A mature, gallery forest of narrowleaf cottonwoods on the Snake River, Wyoming. Credit: Ian Ware.

A new study published in Global Change Biology and coauthored by researchers from UT, explores how climate, evolution, plants, and soils are linked. The research is the first to show how climate-driven evolution in tree populations alters the way trees directly interact with their immediate soil environment. Ian Ware, PhD candidate in UT’s Department of Ecology and Evolutionary Biology is lead author of the study.

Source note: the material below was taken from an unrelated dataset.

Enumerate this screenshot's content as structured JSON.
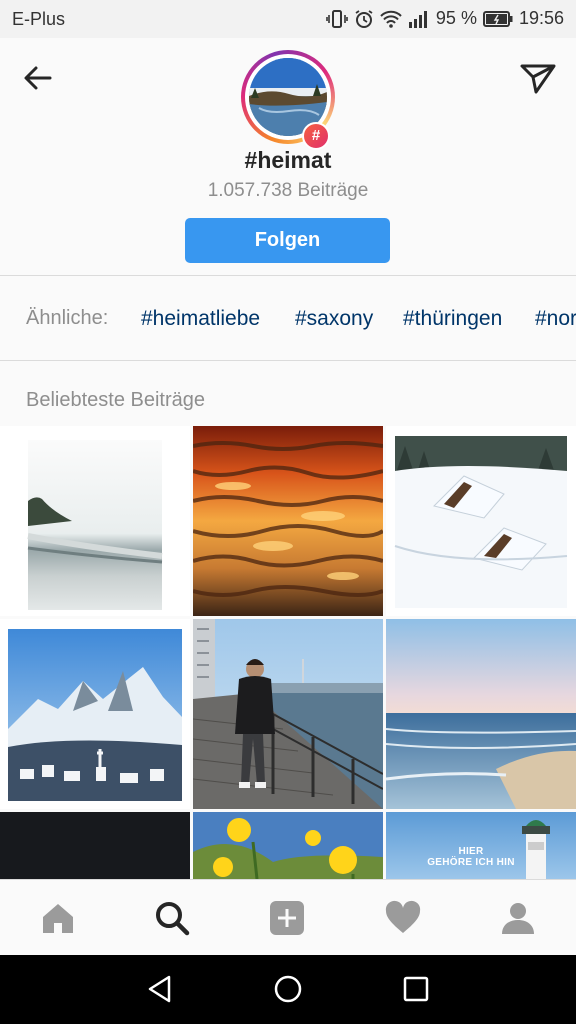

As Ware describes the subject of the research, “Future climate change could reduce the potential for adaptation in plants, especially in less genetically varied populations. In order to cope with these stressful conditions, plants may be developing a stronger relationship with their soil microbiome and nutrients. It may be a mechanism for persistence in a changing world.” Find out more about this project at Tennessee Today.